**Required work:** Type out every line of the data again, exactly.

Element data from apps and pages
------------------------
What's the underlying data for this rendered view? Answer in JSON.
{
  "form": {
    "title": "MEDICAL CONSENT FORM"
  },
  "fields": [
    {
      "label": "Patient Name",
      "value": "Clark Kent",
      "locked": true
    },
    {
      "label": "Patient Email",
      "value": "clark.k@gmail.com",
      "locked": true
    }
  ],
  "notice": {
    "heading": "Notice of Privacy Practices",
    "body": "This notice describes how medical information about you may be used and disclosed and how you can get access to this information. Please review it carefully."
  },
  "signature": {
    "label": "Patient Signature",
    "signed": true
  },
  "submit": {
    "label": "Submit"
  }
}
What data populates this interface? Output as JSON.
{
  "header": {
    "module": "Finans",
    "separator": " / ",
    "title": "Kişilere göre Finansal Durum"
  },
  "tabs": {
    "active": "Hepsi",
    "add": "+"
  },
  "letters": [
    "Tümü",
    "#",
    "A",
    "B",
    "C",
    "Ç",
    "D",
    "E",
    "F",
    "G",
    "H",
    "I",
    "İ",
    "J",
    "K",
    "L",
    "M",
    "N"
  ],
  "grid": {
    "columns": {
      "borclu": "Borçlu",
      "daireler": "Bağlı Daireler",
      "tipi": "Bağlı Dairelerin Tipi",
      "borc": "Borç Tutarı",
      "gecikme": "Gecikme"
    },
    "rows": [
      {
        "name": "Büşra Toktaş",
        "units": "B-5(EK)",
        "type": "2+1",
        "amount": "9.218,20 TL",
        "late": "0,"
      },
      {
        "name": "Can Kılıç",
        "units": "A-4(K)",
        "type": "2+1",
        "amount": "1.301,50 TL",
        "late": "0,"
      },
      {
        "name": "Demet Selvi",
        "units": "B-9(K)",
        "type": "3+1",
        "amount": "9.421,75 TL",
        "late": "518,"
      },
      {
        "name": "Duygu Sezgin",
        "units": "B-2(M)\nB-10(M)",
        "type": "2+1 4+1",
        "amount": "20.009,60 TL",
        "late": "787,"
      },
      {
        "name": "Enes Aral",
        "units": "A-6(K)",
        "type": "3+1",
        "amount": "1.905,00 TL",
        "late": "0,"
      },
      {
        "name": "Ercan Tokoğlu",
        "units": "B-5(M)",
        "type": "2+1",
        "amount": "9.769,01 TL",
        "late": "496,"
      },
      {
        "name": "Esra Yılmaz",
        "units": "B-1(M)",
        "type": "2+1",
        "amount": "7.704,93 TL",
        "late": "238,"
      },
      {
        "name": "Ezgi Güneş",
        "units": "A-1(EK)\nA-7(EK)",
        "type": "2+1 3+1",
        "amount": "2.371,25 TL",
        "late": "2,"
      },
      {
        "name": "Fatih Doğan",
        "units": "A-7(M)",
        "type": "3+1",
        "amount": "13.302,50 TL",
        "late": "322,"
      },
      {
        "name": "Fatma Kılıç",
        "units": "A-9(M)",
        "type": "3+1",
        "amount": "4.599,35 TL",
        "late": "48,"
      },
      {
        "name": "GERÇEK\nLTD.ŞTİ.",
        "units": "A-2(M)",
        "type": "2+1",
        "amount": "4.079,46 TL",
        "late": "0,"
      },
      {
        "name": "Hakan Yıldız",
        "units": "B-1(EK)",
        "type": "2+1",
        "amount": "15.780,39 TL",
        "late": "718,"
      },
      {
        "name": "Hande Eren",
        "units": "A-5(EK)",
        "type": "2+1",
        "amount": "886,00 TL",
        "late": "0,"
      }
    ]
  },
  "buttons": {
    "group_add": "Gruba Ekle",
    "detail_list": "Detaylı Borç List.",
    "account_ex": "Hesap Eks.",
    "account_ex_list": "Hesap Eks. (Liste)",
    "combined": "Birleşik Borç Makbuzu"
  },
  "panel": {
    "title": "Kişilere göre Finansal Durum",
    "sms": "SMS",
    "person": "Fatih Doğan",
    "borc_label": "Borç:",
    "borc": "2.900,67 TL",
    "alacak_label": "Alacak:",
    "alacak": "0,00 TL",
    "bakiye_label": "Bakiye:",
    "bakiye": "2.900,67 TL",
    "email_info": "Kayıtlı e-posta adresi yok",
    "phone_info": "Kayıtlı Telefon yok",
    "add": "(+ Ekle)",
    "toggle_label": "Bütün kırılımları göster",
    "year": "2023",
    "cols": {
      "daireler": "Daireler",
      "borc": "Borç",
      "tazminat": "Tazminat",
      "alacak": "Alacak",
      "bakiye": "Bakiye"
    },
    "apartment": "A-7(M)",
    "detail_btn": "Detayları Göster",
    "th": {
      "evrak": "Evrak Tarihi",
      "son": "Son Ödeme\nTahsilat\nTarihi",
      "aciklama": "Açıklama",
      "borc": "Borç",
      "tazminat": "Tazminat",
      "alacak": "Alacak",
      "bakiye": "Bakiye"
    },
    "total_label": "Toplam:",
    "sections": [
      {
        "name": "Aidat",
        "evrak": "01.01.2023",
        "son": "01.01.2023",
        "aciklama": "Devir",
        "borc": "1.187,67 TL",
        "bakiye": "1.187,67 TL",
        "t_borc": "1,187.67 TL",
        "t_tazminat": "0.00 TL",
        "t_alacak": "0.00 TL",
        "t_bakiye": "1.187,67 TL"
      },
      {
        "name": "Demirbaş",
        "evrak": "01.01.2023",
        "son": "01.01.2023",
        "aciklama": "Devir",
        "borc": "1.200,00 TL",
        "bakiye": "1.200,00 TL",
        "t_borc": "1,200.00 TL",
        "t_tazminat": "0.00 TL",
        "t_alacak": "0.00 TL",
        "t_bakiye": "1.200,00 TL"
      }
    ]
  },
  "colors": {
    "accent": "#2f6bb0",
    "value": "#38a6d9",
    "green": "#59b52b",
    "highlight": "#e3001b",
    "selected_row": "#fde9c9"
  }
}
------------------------
**Written response:**
What's the underlying data for this rendered view? Answer in JSON.
{
  "form": {
    "title": "MEDICAL CONSENT FORM"
  },
  "fields": [
    {
      "label": "Patient Name",
      "value": "Clark Kent",
      "locked": true
    },
    {
      "label": "Patient Email",
      "value": "clark.k@gmail.com",
      "locked": true
    }
  ],
  "notice": {
    "heading": "Notice of Privacy Practices",
    "body": "This notice describes how medical information about you may be used and disclosed and how you can get access to this information. Please review it carefully."
  },
  "signature": {
    "label": "Patient Signature",
    "signed": true
  },
  "submit": {
    "label": "Submit"
  }
}
What data populates this interface? Output as JSON.
{
  "header": {
    "module": "Finans",
    "separator": " / ",
    "title": "Kişilere göre Finansal Durum"
  },
  "tabs": {
    "active": "Hepsi",
    "add": "+"
  },
  "letters": [
    "Tümü",
    "#",
    "A",
    "B",
    "C",
    "Ç",
    "D",
    "E",
    "F",
    "G",
    "H",
    "I",
    "İ",
    "J",
    "K",
    "L",
    "M",
    "N"
  ],
  "grid": {
    "columns": {
      "borclu": "Borçlu",
      "daireler": "Bağlı Daireler",
      "tipi": "Bağlı Dairelerin Tipi",
      "borc": "Borç Tutarı",
      "gecikme": "Gecikme"
    },
    "rows": [
      {
        "name": "Büşra Toktaş",
        "units": "B-5(EK)",
        "type": "2+1",
        "amount": "9.218,20 TL",
        "late": "0,"
      },
      {
        "name": "Can Kılıç",
        "units": "A-4(K)",
        "type": "2+1",
        "amount": "1.301,50 TL",
        "late": "0,"
      },
      {
        "name": "Demet Selvi",
        "units": "B-9(K)",
        "type": "3+1",
        "amount": "9.421,75 TL",
        "late": "518,"
      },
      {
        "name": "Duygu Sezgin",
        "units": "B-2(M)\nB-10(M)",
        "type": "2+1 4+1",
        "amount": "20.009,60 TL",
        "late": "787,"
      },
      {
        "name": "Enes Aral",
        "units": "A-6(K)",
        "type": "3+1",
        "amount": "1.905,00 TL",
        "late": "0,"
      },
      {
        "name": "Ercan Tokoğlu",
        "units": "B-5(M)",
        "type": "2+1",
        "amount": "9.769,01 TL",
        "late": "496,"
      },
      {
        "name": "Esra Yılmaz",
        "units": "B-1(M)",
        "type": "2+1",
        "amount": "7.704,93 TL",
        "late": "238,"
      },
      {
        "name": "Ezgi Güneş",
        "units": "A-1(EK)\nA-7(EK)",
        "type": "2+1 3+1",
        "amount": "2.371,25 TL",
        "late": "2,"
      },
      {
        "name": "Fatih Doğan",
        "units": "A-7(M)",
        "type": "3+1",
        "amount": "13.302,50 TL",
        "late": "322,"
      },
      {
        "name": "Fatma Kılıç",
        "units": "A-9(M)",
        "type": "3+1",
        "amount": "4.599,35 TL",
        "late": "48,"
      },
      {
        "name": "GERÇEK\nLTD.ŞTİ.",
        "units": "A-2(M)",
        "type": "2+1",
        "amount": "4.079,46 TL",
        "late": "0,"
      },
      {
        "name": "Hakan Yıldız",
        "units": "B-1(EK)",
        "type": "2+1",
        "amount": "15.780,39 TL",
        "late": "718,"
      },
      {
        "name": "Hande Eren",
        "units": "A-5(EK)",
        "type": "2+1",
        "amount": "886,00 TL",
        "late": "0,"
      }
    ]
  },
  "buttons": {
    "group_add": "Gruba Ekle",
    "detail_list": "Detaylı Borç List.",
    "account_ex": "Hesap Eks.",
    "account_ex_list": "Hesap Eks. (Liste)",
    "combined": "Birleşik Borç Makbuzu"
  },
  "panel": {
    "title": "Kişilere göre Finansal Durum",
    "sms": "SMS",
    "person": "Fatih Doğan",
    "borc_label": "Borç:",
    "borc": "2.900,67 TL",
    "alacak_label": "Alacak:",
    "alacak": "0,00 TL",
    "bakiye_label": "Bakiye:",
    "bakiye": "2.900,67 TL",
    "email_info": "Kayıtlı e-posta adresi yok",
    "phone_info": "Kayıtlı Telefon yok",
    "add": "(+ Ekle)",
    "toggle_label": "Bütün kırılımları göster",
    "year": "2023",
    "cols": {
      "daireler": "Daireler",
      "borc": "Borç",
      "tazminat": "Tazminat",
      "alacak": "Alacak",
      "bakiye": "Bakiye"
    },
    "apartment": "A-7(M)",
    "detail_btn": "Detayları Göster",
    "th": {
      "evrak": "Evrak Tarihi",
      "son": "Son Ödeme\nTahsilat\nTarihi",
      "aciklama": "Açıklama",
      "borc": "Borç",
      "tazminat": "Tazminat",
      "alacak": "Alacak",
      "bakiye": "Bakiye"
    },
    "total_label": "Toplam:",
    "sections": [
      {
        "name": "Aidat",
        "evrak": "01.01.2023",
        "son": "01.01.2023",
        "aciklama": "Devir",
        "borc": "1.187,67 TL",
        "bakiye": "1.187,67 TL",
        "t_borc": "1,187.67 TL",
        "t_tazminat": "0.00 TL",
        "t_alacak": "0.00 TL",
        "t_bakiye": "1.187,67 TL"
      },
      {
        "name": "Demirbaş",
        "evrak": "01.01.2023",
        "son": "01.01.2023",
        "aciklama": "Devir",
        "borc": "1.200,00 TL",
        "bakiye": "1.200,00 TL",
        "t_borc": "1,200.00 TL",
        "t_tazminat": "0.00 TL",
        "t_alacak": "0.00 TL",
        "t_bakiye": "1.200,00 TL"
      }
    ]
  },
  "colors": {
    "accent": "#2f6bb0",
    "value": "#38a6d9",
    "green": "#59b52b",
    "highlight": "#e3001b",
    "selected_row": "#fde9c9"
  }
}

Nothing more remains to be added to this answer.